- Category: Profiles
- Issue: Apr 2014
Med School/Year Graduated: Kirksville College of Osteopathic medicine, 2002
Years in Practice: 11
What inspired you to enter the sports medicine field?
I love sports and I love working with youth. As the director of youth sports medicine at Phoenix Children’s Hospital, I do both.
Were you athletic growing up?
I played various sports while growing up: soccer, football and other school sports. I’ve always enjoyed weight lifting. More recently I participated in a couple of triathlons with my oldest son. He is much better than I am, but it is fun doing things together.
What sports injuries do you treat most often?
Knee injuries, especially anterior cruciate ligament tears. That’s a frequent injury in high school and sometimes junior high sports. One of the things I like most about sports medicine is the variety of injuries we get to take care of, from shoulder dislocations to labral tears in the hip to ankle fractures. The variety makes it fun.
What is the hardest part about treating sports injuries in young athletes?
It’s hard seeing the heartache athletes go through when they learn they have a serious injury and how long they will be out of the sport they love. On the other hand, seeing them return after they have recovered makes up for it. That part is fun.
What should parents know in order to prevent sports injuries in their child athletes?
Overuse injuries are common in young athletes. Give your body time to adjust to the demands you are placing on it. Learn and follow the safety recommendations for your sport. Train well and train right. Do something you enjoy. When you do get injured, take time to heal.
Who are some of the most memorable athletes you have treated?

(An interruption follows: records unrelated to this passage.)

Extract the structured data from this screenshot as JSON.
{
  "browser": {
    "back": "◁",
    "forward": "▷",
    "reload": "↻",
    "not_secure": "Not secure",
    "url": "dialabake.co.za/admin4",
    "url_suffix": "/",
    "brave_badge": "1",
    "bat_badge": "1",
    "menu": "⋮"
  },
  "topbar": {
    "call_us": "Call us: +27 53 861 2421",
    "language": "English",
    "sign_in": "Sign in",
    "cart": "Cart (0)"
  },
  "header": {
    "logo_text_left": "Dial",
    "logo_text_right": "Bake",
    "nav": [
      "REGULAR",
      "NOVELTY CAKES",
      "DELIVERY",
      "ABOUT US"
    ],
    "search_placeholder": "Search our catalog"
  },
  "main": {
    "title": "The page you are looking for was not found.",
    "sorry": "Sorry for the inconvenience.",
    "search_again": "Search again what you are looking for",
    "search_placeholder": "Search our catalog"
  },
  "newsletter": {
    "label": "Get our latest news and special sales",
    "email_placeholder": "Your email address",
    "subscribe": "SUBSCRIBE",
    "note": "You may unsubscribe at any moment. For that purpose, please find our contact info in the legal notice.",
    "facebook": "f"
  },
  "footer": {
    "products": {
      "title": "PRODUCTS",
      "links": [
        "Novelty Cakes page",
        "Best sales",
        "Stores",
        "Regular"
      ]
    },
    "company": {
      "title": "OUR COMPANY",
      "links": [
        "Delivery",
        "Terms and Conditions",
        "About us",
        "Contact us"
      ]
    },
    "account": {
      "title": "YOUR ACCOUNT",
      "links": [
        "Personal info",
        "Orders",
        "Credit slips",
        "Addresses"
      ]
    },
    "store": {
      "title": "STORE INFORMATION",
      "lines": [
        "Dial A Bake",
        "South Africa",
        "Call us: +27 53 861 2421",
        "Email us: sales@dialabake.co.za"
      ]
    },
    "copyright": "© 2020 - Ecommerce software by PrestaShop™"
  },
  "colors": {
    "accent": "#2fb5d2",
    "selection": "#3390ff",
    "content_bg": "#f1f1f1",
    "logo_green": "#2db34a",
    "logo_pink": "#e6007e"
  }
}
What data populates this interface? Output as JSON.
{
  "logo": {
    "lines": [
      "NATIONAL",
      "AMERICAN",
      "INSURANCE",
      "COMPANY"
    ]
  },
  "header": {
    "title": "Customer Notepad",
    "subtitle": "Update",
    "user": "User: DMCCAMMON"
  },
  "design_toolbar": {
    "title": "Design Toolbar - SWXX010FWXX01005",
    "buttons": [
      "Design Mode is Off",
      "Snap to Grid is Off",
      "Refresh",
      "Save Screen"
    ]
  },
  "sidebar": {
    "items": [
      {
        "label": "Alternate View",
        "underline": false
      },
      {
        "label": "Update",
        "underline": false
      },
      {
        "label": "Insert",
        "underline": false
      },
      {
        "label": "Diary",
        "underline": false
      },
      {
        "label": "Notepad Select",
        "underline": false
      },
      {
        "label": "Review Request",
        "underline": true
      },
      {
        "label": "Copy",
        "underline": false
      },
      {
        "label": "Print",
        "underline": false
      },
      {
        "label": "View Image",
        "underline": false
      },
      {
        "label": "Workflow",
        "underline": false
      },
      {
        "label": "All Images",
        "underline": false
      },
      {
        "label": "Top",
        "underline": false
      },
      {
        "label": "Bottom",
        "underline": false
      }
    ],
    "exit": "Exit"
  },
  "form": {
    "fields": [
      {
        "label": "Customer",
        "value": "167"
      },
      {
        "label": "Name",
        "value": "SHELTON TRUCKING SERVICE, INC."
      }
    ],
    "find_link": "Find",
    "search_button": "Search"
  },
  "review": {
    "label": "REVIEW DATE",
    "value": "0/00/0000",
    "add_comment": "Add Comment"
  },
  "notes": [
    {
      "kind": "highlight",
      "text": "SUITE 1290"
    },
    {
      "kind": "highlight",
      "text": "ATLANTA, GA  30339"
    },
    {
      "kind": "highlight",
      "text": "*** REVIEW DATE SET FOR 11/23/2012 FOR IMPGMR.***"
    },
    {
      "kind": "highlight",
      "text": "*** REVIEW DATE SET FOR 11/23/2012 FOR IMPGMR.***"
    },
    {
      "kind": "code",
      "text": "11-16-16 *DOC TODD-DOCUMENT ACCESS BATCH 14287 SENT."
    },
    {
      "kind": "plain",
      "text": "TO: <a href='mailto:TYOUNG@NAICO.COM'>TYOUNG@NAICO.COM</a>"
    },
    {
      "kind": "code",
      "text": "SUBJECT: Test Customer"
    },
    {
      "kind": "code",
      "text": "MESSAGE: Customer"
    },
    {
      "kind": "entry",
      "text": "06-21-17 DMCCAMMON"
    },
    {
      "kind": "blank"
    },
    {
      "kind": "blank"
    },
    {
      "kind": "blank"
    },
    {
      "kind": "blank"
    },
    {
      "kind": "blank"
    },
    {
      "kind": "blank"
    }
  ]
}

One of the first surgeries I performed after joining Phoenix Children’s Hospital was a ligament reconstruction on a 13-year-old baseball player. He had a good outcome and recently got a scholarship to play baseball at a Division 1 college.